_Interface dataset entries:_
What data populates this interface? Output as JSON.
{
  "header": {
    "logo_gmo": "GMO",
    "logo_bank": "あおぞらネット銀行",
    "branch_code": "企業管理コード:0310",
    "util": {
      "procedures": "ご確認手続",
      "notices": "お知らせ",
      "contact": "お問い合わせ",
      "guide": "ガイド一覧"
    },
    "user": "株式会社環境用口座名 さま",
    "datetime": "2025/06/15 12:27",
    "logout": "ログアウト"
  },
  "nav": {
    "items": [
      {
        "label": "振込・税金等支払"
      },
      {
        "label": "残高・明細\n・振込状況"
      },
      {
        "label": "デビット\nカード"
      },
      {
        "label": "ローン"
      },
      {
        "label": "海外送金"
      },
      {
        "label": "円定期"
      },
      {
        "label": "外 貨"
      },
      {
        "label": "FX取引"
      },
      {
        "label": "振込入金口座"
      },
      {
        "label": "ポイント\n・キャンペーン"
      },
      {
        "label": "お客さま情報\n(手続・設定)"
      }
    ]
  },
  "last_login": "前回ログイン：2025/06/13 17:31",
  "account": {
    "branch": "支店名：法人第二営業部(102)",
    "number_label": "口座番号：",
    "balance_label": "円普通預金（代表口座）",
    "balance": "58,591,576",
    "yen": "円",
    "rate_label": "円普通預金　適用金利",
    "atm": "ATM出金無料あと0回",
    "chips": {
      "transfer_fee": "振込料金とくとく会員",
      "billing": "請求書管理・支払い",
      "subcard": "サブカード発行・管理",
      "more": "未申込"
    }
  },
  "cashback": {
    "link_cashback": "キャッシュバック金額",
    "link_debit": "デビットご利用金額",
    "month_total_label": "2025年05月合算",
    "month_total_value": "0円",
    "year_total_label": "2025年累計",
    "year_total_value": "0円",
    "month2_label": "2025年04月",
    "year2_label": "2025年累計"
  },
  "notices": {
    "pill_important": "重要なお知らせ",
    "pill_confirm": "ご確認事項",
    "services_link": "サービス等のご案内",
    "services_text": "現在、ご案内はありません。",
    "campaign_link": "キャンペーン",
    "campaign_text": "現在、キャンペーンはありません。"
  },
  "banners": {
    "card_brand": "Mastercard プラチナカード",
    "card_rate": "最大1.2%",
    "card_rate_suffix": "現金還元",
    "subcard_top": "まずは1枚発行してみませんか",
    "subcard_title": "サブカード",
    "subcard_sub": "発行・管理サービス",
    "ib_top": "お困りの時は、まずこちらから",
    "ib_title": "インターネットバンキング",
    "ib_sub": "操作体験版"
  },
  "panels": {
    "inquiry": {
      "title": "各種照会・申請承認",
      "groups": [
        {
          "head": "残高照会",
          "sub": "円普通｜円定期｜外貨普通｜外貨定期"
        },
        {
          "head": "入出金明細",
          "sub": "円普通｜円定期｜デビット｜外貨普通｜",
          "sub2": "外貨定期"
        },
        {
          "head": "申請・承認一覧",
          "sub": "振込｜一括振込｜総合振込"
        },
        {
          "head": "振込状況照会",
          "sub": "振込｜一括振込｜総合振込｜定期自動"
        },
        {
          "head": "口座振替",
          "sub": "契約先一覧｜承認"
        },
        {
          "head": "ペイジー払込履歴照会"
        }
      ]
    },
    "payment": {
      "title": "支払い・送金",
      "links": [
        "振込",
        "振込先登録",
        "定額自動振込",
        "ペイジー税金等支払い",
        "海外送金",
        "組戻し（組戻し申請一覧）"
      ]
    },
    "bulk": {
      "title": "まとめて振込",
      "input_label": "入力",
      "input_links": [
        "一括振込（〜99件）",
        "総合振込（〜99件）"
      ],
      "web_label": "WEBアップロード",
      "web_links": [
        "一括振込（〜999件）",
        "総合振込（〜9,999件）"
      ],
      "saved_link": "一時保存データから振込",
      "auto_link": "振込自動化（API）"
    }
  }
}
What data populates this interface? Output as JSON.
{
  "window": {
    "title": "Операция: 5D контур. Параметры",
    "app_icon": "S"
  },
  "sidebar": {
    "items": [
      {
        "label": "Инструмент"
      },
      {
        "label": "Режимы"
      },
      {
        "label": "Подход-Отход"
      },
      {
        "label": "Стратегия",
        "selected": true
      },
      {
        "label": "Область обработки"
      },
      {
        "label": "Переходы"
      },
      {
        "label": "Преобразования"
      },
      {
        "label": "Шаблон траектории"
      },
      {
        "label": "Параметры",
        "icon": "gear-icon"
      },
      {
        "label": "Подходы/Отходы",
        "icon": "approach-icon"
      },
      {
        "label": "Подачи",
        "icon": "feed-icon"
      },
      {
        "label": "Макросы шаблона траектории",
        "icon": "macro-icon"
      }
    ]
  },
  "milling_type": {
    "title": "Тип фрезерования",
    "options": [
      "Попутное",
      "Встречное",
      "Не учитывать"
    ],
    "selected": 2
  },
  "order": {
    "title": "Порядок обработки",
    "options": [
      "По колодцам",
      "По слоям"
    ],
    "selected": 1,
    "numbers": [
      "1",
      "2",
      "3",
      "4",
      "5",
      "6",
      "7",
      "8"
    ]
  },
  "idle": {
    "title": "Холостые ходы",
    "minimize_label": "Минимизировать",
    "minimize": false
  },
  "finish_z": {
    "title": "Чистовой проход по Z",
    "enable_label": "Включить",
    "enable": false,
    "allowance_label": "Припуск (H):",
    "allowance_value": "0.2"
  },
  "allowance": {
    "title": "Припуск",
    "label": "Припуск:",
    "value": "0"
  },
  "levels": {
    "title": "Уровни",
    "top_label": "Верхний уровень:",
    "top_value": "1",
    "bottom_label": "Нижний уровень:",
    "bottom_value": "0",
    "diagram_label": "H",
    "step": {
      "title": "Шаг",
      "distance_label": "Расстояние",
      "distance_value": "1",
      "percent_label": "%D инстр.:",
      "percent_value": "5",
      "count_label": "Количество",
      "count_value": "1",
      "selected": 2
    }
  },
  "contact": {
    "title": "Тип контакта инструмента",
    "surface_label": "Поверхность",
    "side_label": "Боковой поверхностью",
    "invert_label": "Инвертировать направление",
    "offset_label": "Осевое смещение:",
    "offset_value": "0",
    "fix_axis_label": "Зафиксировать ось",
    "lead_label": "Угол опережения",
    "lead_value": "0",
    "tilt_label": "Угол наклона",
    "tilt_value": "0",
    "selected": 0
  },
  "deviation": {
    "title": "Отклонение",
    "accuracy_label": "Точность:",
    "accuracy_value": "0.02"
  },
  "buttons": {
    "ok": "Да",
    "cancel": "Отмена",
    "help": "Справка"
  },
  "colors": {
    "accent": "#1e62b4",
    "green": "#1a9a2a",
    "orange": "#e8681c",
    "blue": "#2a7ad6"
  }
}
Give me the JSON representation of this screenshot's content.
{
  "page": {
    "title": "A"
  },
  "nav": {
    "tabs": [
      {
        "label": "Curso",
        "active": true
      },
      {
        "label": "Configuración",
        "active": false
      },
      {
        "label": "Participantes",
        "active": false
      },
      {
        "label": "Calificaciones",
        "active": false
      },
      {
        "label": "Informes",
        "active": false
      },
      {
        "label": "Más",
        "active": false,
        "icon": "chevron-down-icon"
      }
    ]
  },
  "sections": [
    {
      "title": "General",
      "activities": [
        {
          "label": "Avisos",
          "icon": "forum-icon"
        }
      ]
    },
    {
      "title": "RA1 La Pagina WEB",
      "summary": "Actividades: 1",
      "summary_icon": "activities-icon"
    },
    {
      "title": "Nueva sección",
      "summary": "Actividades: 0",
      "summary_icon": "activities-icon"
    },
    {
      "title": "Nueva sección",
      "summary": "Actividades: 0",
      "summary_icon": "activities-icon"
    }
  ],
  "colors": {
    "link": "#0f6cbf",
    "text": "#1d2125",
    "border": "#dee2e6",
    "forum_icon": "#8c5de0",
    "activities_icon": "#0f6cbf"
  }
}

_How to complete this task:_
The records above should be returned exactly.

_Reply to the task:_
What data populates this interface? Output as JSON.
{
  "header": {
    "logo_gmo": "GMO",
    "logo_bank": "あおぞらネット銀行",
    "branch_code": "企業管理コード:0310",
    "util": {
      "procedures": "ご確認手続",
      "notices": "お知らせ",
      "contact": "お問い合わせ",
      "guide": "ガイド一覧"
    },
    "user": "株式会社環境用口座名 さま",
    "datetime": "2025/06/15 12:27",
    "logout": "ログアウト"
  },
  "nav": {
    "items": [
      {
        "label": "振込・税金等支払"
      },
      {
        "label": "残高・明細\n・振込状況"
      },
      {
        "label": "デビット\nカード"
      },
      {
        "label": "ローン"
      },
      {
        "label": "海外送金"
      },
      {
        "label": "円定期"
      },
      {
        "label": "外 貨"
      },
      {
        "label": "FX取引"
      },
      {
        "label": "振込入金口座"
      },
      {
        "label": "ポイント\n・キャンペーン"
      },
      {
        "label": "お客さま情報\n(手続・設定)"
      }
    ]
  },
  "last_login": "前回ログイン：2025/06/13 17:31",
  "account": {
    "branch": "支店名：法人第二営業部(102)",
    "number_label": "口座番号：",
    "balance_label": "円普通預金（代表口座）",
    "balance": "58,591,576",
    "yen": "円",
    "rate_label": "円普通預金　適用金利",
    "atm": "ATM出金無料あと0回",
    "chips": {
      "transfer_fee": "振込料金とくとく会員",
      "billing": "請求書管理・支払い",
      "subcard": "サブカード発行・管理",
      "more": "未申込"
    }
  },
  "cashback": {
    "link_cashback": "キャッシュバック金額",
    "link_debit": "デビットご利用金額",
    "month_total_label": "2025年05月合算",
    "month_total_value": "0円",
    "year_total_label": "2025年累計",
    "year_total_value": "0円",
    "month2_label": "2025年04月",
    "year2_label": "2025年累計"
  },
  "notices": {
    "pill_important": "重要なお知らせ",
    "pill_confirm": "ご確認事項",
    "services_link": "サービス等のご案内",
    "services_text": "現在、ご案内はありません。",
    "campaign_link": "キャンペーン",
    "campaign_text": "現在、キャンペーンはありません。"
  },
  "banners": {
    "card_brand": "Mastercard プラチナカード",
    "card_rate": "最大1.2%",
    "card_rate_suffix": "現金還元",
    "subcard_top": "まずは1枚発行してみませんか",
    "subcard_title": "サブカード",
    "subcard_sub": "発行・管理サービス",
    "ib_top": "お困りの時は、まずこちらから",
    "ib_title": "インターネットバンキング",
    "ib_sub": "操作体験版"
  },
  "panels": {
    "inquiry": {
      "title": "各種照会・申請承認",
      "groups": [
        {
          "head": "残高照会",
          "sub": "円普通｜円定期｜外貨普通｜外貨定期"
        },
        {
          "head": "入出金明細",
          "sub": "円普通｜円定期｜デビット｜外貨普通｜",
          "sub2": "外貨定期"
        },
        {
          "head": "申請・承認一覧",
          "sub": "振込｜一括振込｜総合振込"
        },
        {
          "head": "振込状況照会",
          "sub": "振込｜一括振込｜総合振込｜定期自動"
        },
        {
          "head": "口座振替",
          "sub": "契約先一覧｜承認"
        },
        {
          "head": "ペイジー払込履歴照会"
        }
      ]
    },
    "payment": {
      "title": "支払い・送金",
      "links": [
        "振込",
        "振込先登録",
        "定額自動振込",
        "ペイジー税金等支払い",
        "海外送金",
        "組戻し（組戻し申請一覧）"
      ]
    },
    "bulk": {
      "title": "まとめて振込",
      "input_label": "入力",
      "input_links": [
        "一括振込（〜99件）",
        "総合振込（〜99件）"
      ],
      "web_label": "WEBアップロード",
      "web_links": [
        "一括振込（〜999件）",
        "総合振込（〜9,999件）"
      ],
      "saved_link": "一時保存データから振込",
      "auto_link": "振込自動化（API）"
    }
  }
}
What data populates this interface? Output as JSON.
{
  "window": {
    "title": "Операция: 5D контур. Параметры",
    "app_icon": "S"
  },
  "sidebar": {
    "items": [
      {
        "label": "Инструмент"
      },
      {
        "label": "Режимы"
      },
      {
        "label": "Подход-Отход"
      },
      {
        "label": "Стратегия",
        "selected": true
      },
      {
        "label": "Область обработки"
      },
      {
        "label": "Переходы"
      },
      {
        "label": "Преобразования"
      },
      {
        "label": "Шаблон траектории"
      },
      {
        "label": "Параметры",
        "icon": "gear-icon"
      },
      {
        "label": "Подходы/Отходы",
        "icon": "approach-icon"
      },
      {
        "label": "Подачи",
        "icon": "feed-icon"
      },
      {
        "label": "Макросы шаблона траектории",
        "icon": "macro-icon"
      }
    ]
  },
  "milling_type": {
    "title": "Тип фрезерования",
    "options": [
      "Попутное",
      "Встречное",
      "Не учитывать"
    ],
    "selected": 2
  },
  "order": {
    "title": "Порядок обработки",
    "options": [
      "По колодцам",
      "По слоям"
    ],
    "selected": 1,
    "numbers": [
      "1",
      "2",
      "3",
      "4",
      "5",
      "6",
      "7",
      "8"
    ]
  },
  "idle": {
    "title": "Холостые ходы",
    "minimize_label": "Минимизировать",
    "minimize": false
  },
  "finish_z": {
    "title": "Чистовой проход по Z",
    "enable_label": "Включить",
    "enable": false,
    "allowance_label": "Припуск (H):",
    "allowance_value": "0.2"
  },
  "allowance": {
    "title": "Припуск",
    "label": "Припуск:",
    "value": "0"
  },
  "levels": {
    "title": "Уровни",
    "top_label": "Верхний уровень:",
    "top_value": "1",
    "bottom_label": "Нижний уровень:",
    "bottom_value": "0",
    "diagram_label": "H",
    "step": {
      "title": "Шаг",
      "distance_label": "Расстояние",
      "distance_value": "1",
      "percent_label": "%D инстр.:",
      "percent_value": "5",
      "count_label": "Количество",
      "count_value": "1",
      "selected": 2
    }
  },
  "contact": {
    "title": "Тип контакта инструмента",
    "surface_label": "Поверхность",
    "side_label": "Боковой поверхностью",
    "invert_label": "Инвертировать направление",
    "offset_label": "Осевое смещение:",
    "offset_value": "0",
    "fix_axis_label": "Зафиксировать ось",
    "lead_label": "Угол опережения",
    "lead_value": "0",
    "tilt_label": "Угол наклона",
    "tilt_value": "0",
    "selected": 0
  },
  "deviation": {
    "title": "Отклонение",
    "accuracy_label": "Точность:",
    "accuracy_value": "0.02"
  },
  "buttons": {
    "ok": "Да",
    "cancel": "Отмена",
    "help": "Справка"
  },
  "colors": {
    "accent": "#1e62b4",
    "green": "#1a9a2a",
    "orange": "#e8681c",
    "blue": "#2a7ad6"
  }
}
Give me the JSON representation of this screenshot's content.
{
  "page": {
    "title": "A"
  },
  "nav": {
    "tabs": [
      {
        "label": "Curso",
        "active": true
      },
      {
        "label": "Configuración",
        "active": false
      },
      {
        "label": "Participantes",
        "active": false
      },
      {
        "label": "Calificaciones",
        "active": false
      },
      {
        "label": "Informes",
        "active": false
      },
      {
        "label": "Más",
        "active": false,
        "icon": "chevron-down-icon"
      }
    ]
  },
  "sections": [
    {
      "title": "General",
      "activities": [
        {
          "label": "Avisos",
          "icon": "forum-icon"
        }
      ]
    },
    {
      "title": "RA1 La Pagina WEB",
      "summary": "Actividades: 1",
      "summary_icon": "activities-icon"
    },
    {
      "title": "Nueva sección",
      "summary": "Actividades: 0",
      "summary_icon": "activities-icon"
    },
    {
      "title": "Nueva sección",
      "summary": "Actividades: 0",
      "summary_icon": "activities-icon"
    }
  ],
  "colors": {
    "link": "#0f6cbf",
    "text": "#1d2125",
    "border": "#dee2e6",
    "forum_icon": "#8c5de0",
    "activities_icon": "#0f6cbf"
  }
}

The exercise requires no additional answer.